Fibonacci and Forex Trading
Skilled traders make use of various strategies in approaching the market, rather than simply acting based on intuition or emotion. In doing this, they don’t expect to get a perfect vision of the future, because all strategies can do is offer a hint as to what might happen within a certain time-period. Trading strategies are not a prophecy, rather, they are a blueprint of possible outcomes from a particular situation in the stock market, derived through the painstaking analysis of finance, on the one hand, and historical price data, on the other.
It is left to the trader himself to put the information on a price chart together with market news, both old and recent, and to decide whether, or how, to act. Today, let’s look at the interesting and relevant example of using Fibonacci Retracements to analyze trading bubbles.
What is a Stock Market “Bubble”?
Before we go into Fibonacci and forex trading, let’s explore what a bubble is. When a stock market asset grows in popularity and quickly attracts the interest of thousands of traders, it drives up the price, and this, in turn, attracts more interest. The initial spark may have been a high-profile investment, an analyst’s article, or simply social media hype. Then, the asset’s price is driven up beyond what is warranted by its fundamentals (for example earnings growth, product demand, potential for future expansion).
Even though traders know this asset doesn’t justify such a high price, they “Are drawn to it partly through envy of others’ successes and partly through a gambler’s excitement”, in the words of economist Robert Schiller, further blowing up the price. At a certain point, this bubble bursts, which may begin when the high-profile trader sells his shares. Observers question if they should do the same, remembering how overvalued the share price is. An avalanche of selling follows, and those who held on too long find their investment has lost the bulk of its value.
However, not every period of vigorous speculation that drives up prices is a “bubble”. The difficulty for traders is in distinguishing a true “bubble” from, say, a recovery period after a recession, and this is where Fibonacci and forex strategy may come in handy. Some tell-tale signs of “bubbles” are the involvement of lots of amateur investors, the widespread conviction that this asset could revolutionize the market, and the imperviousness of rising prices to bad earnings reports. There are, however, more specialized techniques to identify market “bubbles”, which is why we need to enter into the world of Fibonacci and forex trading.
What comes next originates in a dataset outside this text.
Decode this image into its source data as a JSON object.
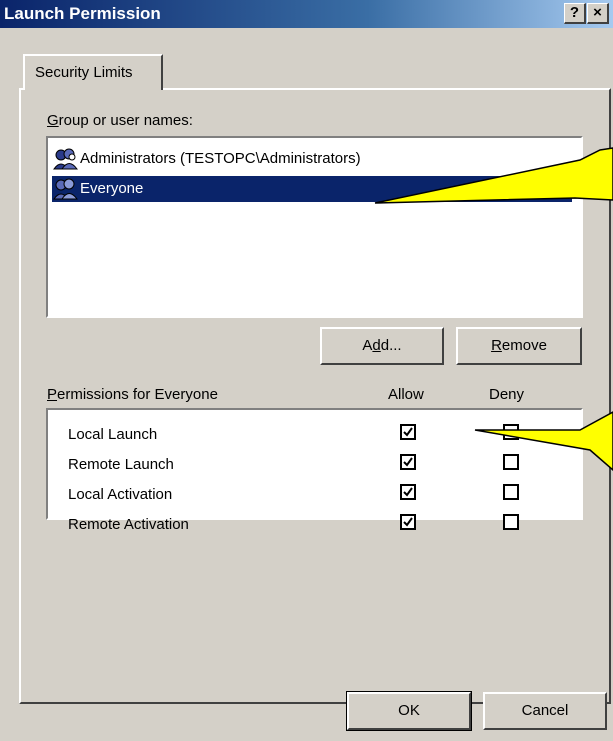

Imagine you had a chart showing the performance of an asset’s prices over time. You would choose any two points on the chart, let’s say a high and a low point dated, respectively, three months ago and one month ago. Then you’d draw a horizontal line across the chart at each point. This two-month price-range is the one you’re going to analyze by drawing more horizontals at key levels within that range – the Fibonacci retracement levels. Each level is really a percentage of that downward slide from the high to the low point. Ancient mathematicians worked out that the key levels are: 23.6%, 38.2%, 61.8% and 78.6%.
Let’s say that the price levels have been increasing in the past month, to the point where they have made up 38.2% of that big loss and are touching the line you drew at that level. This ratio tells us that, now, it is likely the price will either take a break before rising further or stop and turn around. A practical application of Fibonacci and trading would be if you noted over the next two weeks that prices slowed down (as predicted) but then took off in an upward direction again. You would have an indication that the first of the two outcomes is materializing and possibly open a “buy” deal on the asset.
So how do you bring together Fibonacci and trading to identify a “bubble”? Take this scenario: Imagine a popular new asset that gains 2,000% in a single year. The following year, between January and February it sinks dramatically from 19,617 to 5,838, but then rebounds in March to make up 38.2% of that drop. Next, it begins to sink again. This indicates to us that the second possible outcome mentioned above has been set off by the Fibonacci level. In other words, we now have reason to believe that the plummet from January to February was the bursting of a “bubble” and not just a hiccup. It would be unwise, at this point, to open a “buy” deal, since prices may head into the doldrums. The above is the precise story of the Bitcoin “bubble” of 2017-2019.
If you’re involved in forex trading with iFOREX, reading about market “bubbles” and Fibonacci and trading can help you make more informed trading decisions by giving you valuable insight on how your chosen pair may perform based on historical data. Before trading forex at iFOREX, be sure to take advantage of free educational resources like advanced trading guides to acquaint yourself with the wide variety of trading strategies available nowadays.